What this task involves - Report each line of the entries that includes "title" by copying it.

Given data -
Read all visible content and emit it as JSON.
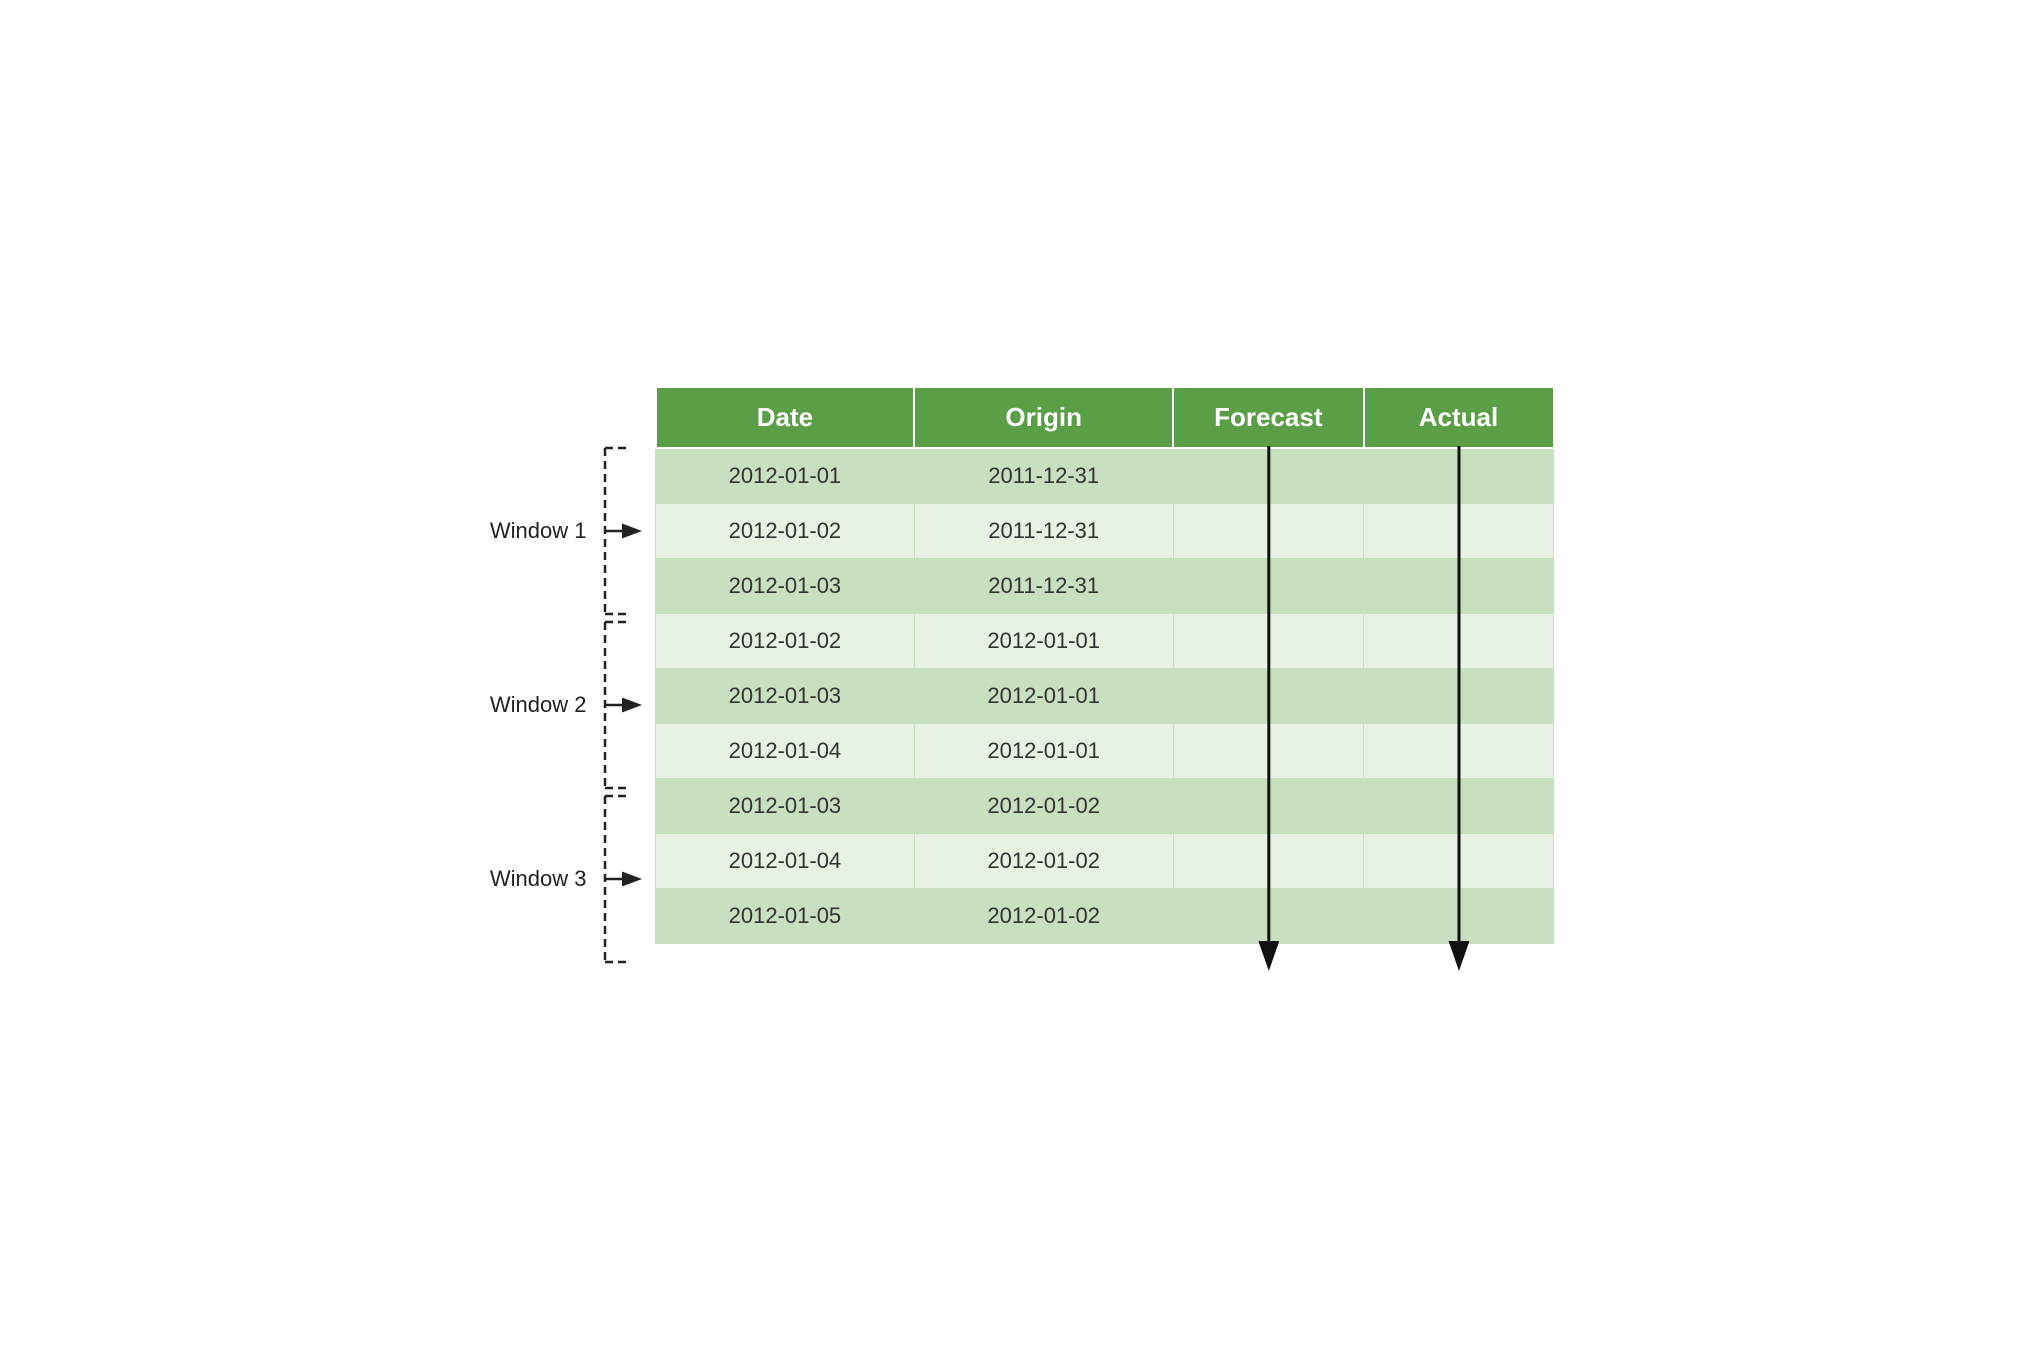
{
  "table": {
    "headers": [
      "Date",
      "Origin",
      "Forecast",
      "Actual"
    ],
    "rows": [
      {
        "window": 1,
        "shade": "dark",
        "date": "2012-01-01",
        "origin": "2011-12-31"
      },
      {
        "window": 1,
        "shade": "light",
        "date": "2012-01-02",
        "origin": "2011-12-31"
      },
      {
        "window": 1,
        "shade": "dark",
        "date": "2012-01-03",
        "origin": "2011-12-31"
      },
      {
        "window": 2,
        "shade": "light",
        "date": "2012-01-02",
        "origin": "2012-01-01"
      },
      {
        "window": 2,
        "shade": "dark",
        "date": "2012-01-03",
        "origin": "2012-01-01"
      },
      {
        "window": 2,
        "shade": "light",
        "date": "2012-01-04",
        "origin": "2012-01-01"
      },
      {
        "window": 3,
        "shade": "dark",
        "date": "2012-01-03",
        "origin": "2012-01-02"
      },
      {
        "window": 3,
        "shade": "light",
        "date": "2012-01-04",
        "origin": "2012-01-02"
      },
      {
        "window": 3,
        "shade": "dark",
        "date": "2012-01-05",
        "origin": "2012-01-02"
      }
    ],
    "windows": [
      {
        "label": "Window 1",
        "startRow": 0,
        "rowCount": 3
      },
      {
        "label": "Window 2",
        "startRow": 3,
        "rowCount": 3
      },
      {
        "label": "Window 3",
        "startRow": 6,
        "rowCount": 3
      }
    ]
  },
  "colors": {
    "header_bg": "#5a9e46",
    "row_dark": "#c8dfc0",
    "row_light": "#e8f2e4",
    "arrow": "#111",
    "bracket": "#222"
  }
}
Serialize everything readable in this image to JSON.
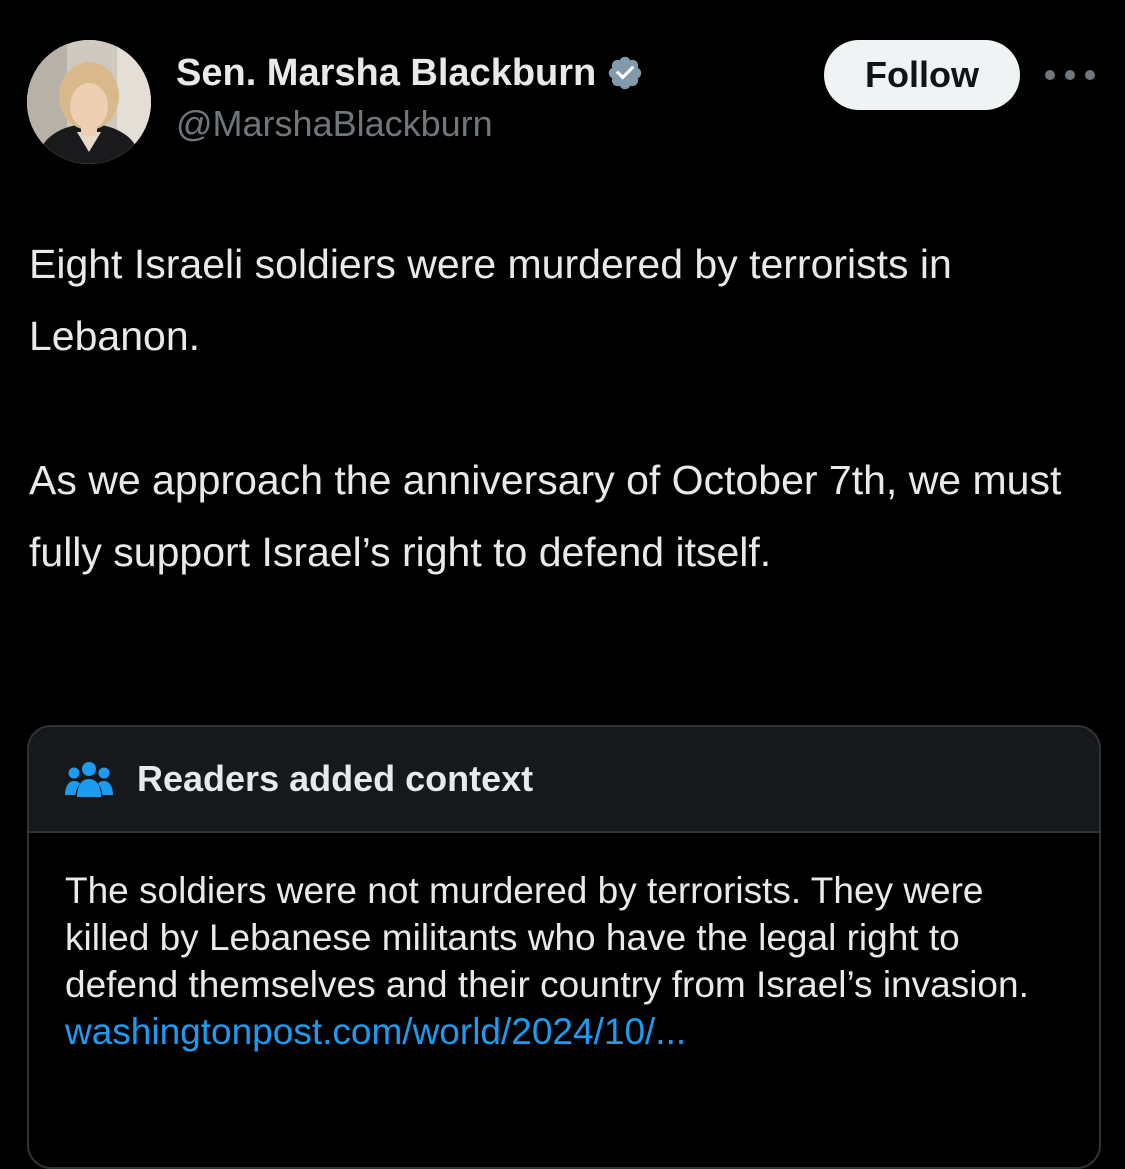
{
  "author": {
    "display_name": "Sen. Marsha Blackburn",
    "handle": "@MarshaBlackburn",
    "verified_icon": "verified-badge-icon"
  },
  "actions": {
    "follow_label": "Follow",
    "more_icon": "more-options-icon"
  },
  "tweet": {
    "paragraphs": [
      "Eight Israeli soldiers were murdered by terrorists in Lebanon.",
      "As we approach the anniversary of October 7th, we must fully support Israel’s right to defend itself."
    ]
  },
  "community_note": {
    "icon": "people-icon",
    "title": "Readers added context",
    "text": "The soldiers were not murdered by terrorists. They were killed by Lebanese militants who have the legal right to defend themselves and their country from Israel’s invasion.",
    "link_text": "washingtonpost.com/world/2024/10/..."
  },
  "colors": {
    "background": "#000000",
    "text_primary": "#e7e9ea",
    "text_secondary": "#71767b",
    "link": "#1d9bf0",
    "note_header_bg": "#16181c",
    "verified": "#829aab"
  }
}
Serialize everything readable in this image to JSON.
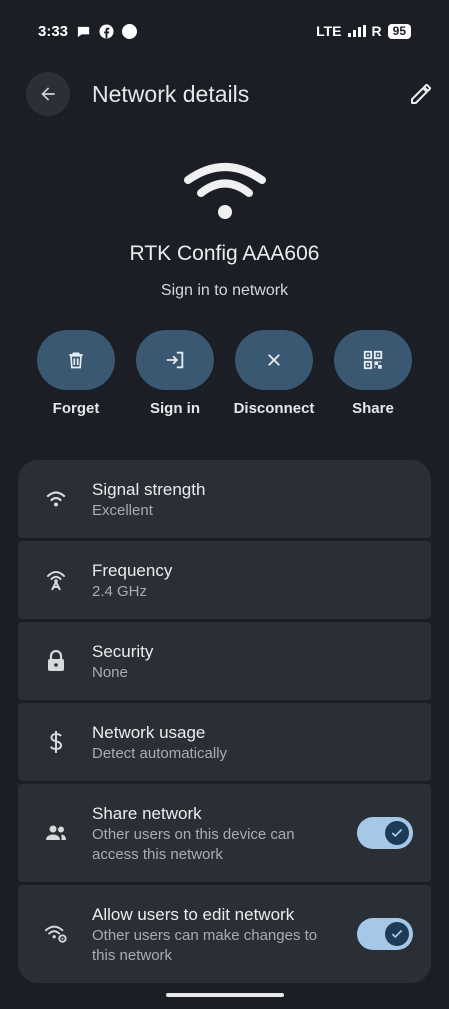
{
  "status_bar": {
    "time": "3:33",
    "network": "LTE",
    "roaming": "R",
    "battery": "95"
  },
  "app_bar": {
    "title": "Network details"
  },
  "network": {
    "name": "RTK Config AAA606",
    "status": "Sign in to network"
  },
  "actions": [
    {
      "label": "Forget",
      "icon": "trash-icon"
    },
    {
      "label": "Sign in",
      "icon": "sign-in-icon"
    },
    {
      "label": "Disconnect",
      "icon": "close-icon"
    },
    {
      "label": "Share",
      "icon": "qr-code-icon"
    }
  ],
  "details": [
    {
      "title": "Signal strength",
      "value": "Excellent",
      "icon": "wifi-signal-icon"
    },
    {
      "title": "Frequency",
      "value": "2.4 GHz",
      "icon": "antenna-icon"
    },
    {
      "title": "Security",
      "value": "None",
      "icon": "lock-icon"
    },
    {
      "title": "Network usage",
      "value": "Detect automatically",
      "icon": "dollar-icon"
    },
    {
      "title": "Share network",
      "value_line1": "Other users on this device can",
      "value_line2": "access this network",
      "icon": "people-icon",
      "toggle_on": true
    },
    {
      "title": "Allow users to edit network",
      "value_line1": "Other users can make changes to",
      "value_line2": "this network",
      "icon": "wifi-settings-icon",
      "toggle_on": true
    }
  ],
  "colors": {
    "background": "#1b1f25",
    "card": "#2a2e35",
    "accent": "#3b5873",
    "toggle_track": "#a6c8e8",
    "toggle_knob": "#1f3a55"
  }
}
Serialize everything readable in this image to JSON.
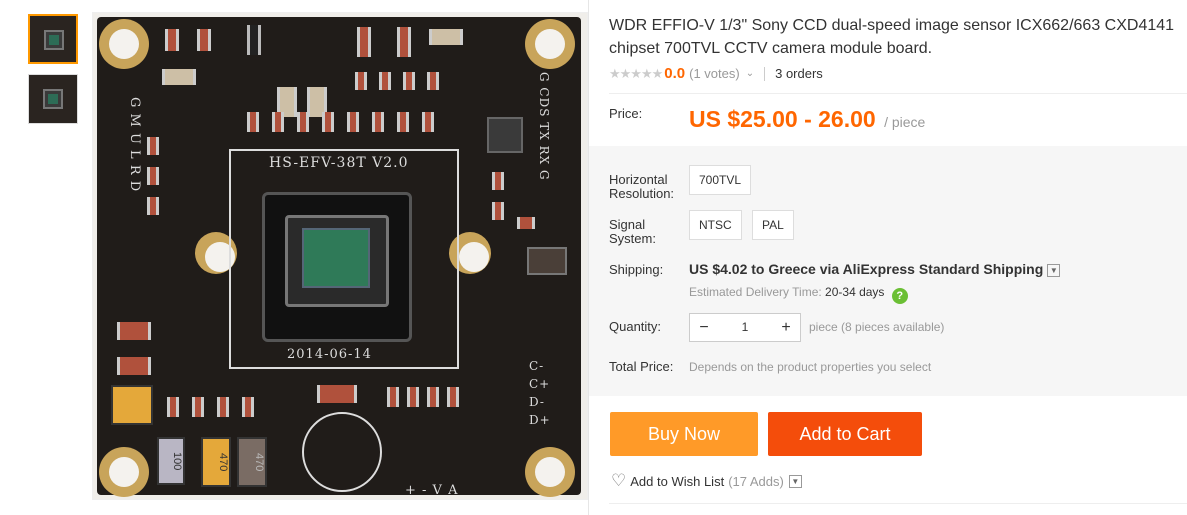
{
  "gallery": {
    "thumbnails": [
      {
        "label": "thumbnail-1",
        "selected": true
      },
      {
        "label": "thumbnail-2",
        "selected": false
      }
    ],
    "main_image": {
      "board_silkscreen": "HS-EFV-38T V2.0",
      "date_print": "2014-06-14",
      "left_pins": "G M U L R D",
      "right_pins": "G CDS TX RX G",
      "bottom_pins": "+ - V A",
      "side_pins": "C- C+ D- D+",
      "cap_label_1": "100",
      "cap_label_2": "470",
      "cap_label_3": "470"
    }
  },
  "product": {
    "title": "WDR EFFIO-V 1/3\" Sony CCD dual-speed image sensor ICX662/663 CXD4141 chipset 700TVL CCTV camera module board.",
    "rating": {
      "stars": "★★★★★",
      "value": "0.0",
      "votes": "(1 votes)",
      "orders": "3 orders"
    },
    "price": {
      "label": "Price:",
      "value": "US $25.00 - 26.00",
      "unit": "/ piece"
    },
    "properties": {
      "resolution_label": "Horizontal Resolution:",
      "resolution_options": [
        "700TVL"
      ],
      "signal_label": "Signal System:",
      "signal_options": [
        "NTSC",
        "PAL"
      ],
      "shipping_label": "Shipping:",
      "shipping_main": "US $4.02 to Greece via AliExpress Standard Shipping",
      "delivery_label": "Estimated Delivery Time:",
      "delivery_days": "20-34 days",
      "help_glyph": "?",
      "quantity_label": "Quantity:",
      "quantity_minus": "−",
      "quantity_value": "1",
      "quantity_plus": "+",
      "quantity_note": "piece (8 pieces available)",
      "total_label": "Total Price:",
      "total_value": "Depends on the product properties you select"
    },
    "actions": {
      "buy_now": "Buy Now",
      "add_to_cart": "Add to Cart",
      "wish_label": "Add to Wish List",
      "wish_count": "(17 Adds)"
    }
  },
  "colors": {
    "accent": "#ff6600",
    "buy_now": "#ff9a28",
    "add_to_cart": "#f44d0b",
    "help_green": "#6bbf34"
  },
  "icons": [
    "star-icon",
    "chevron-down-icon",
    "help-icon",
    "minus-icon",
    "plus-icon",
    "heart-icon"
  ]
}
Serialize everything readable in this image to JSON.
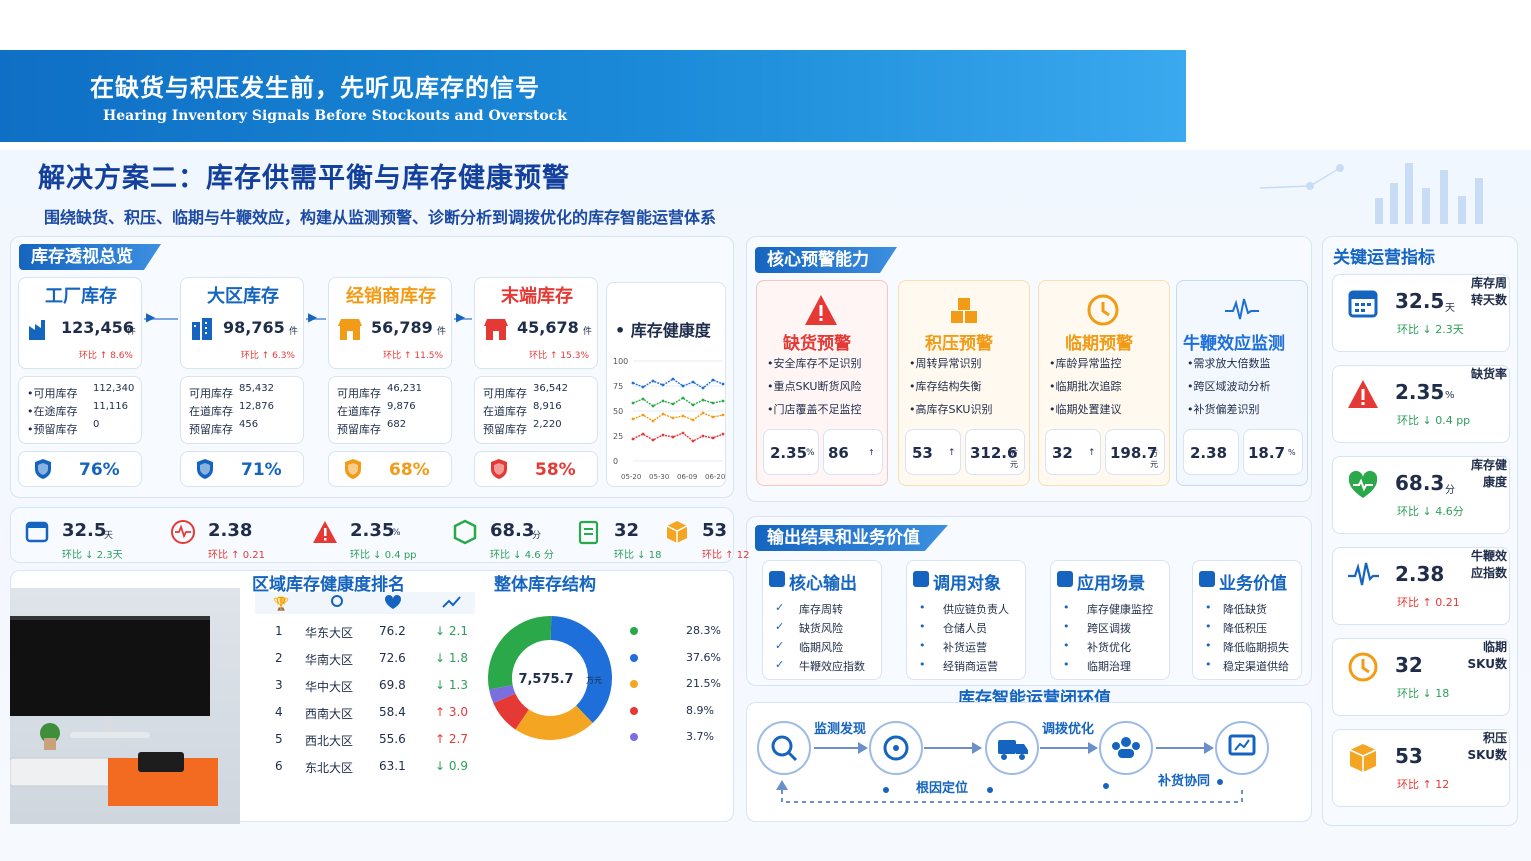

Answer to the exercise -
    "title": "Readers added context",
    "title": "Network details"
      "title": "Signal strength",
      "title": "Frequency",
      "title": "Security",
      "title": "Network usage",
      "title": "Share network",
      "title": "Allow users to edit network",
    "title": "WDR EFFIO-V 1/3\" Sony CCD dual-speed image sensor ICX662/663 CXD4141 chipset 700TVL CCTV camera module board.",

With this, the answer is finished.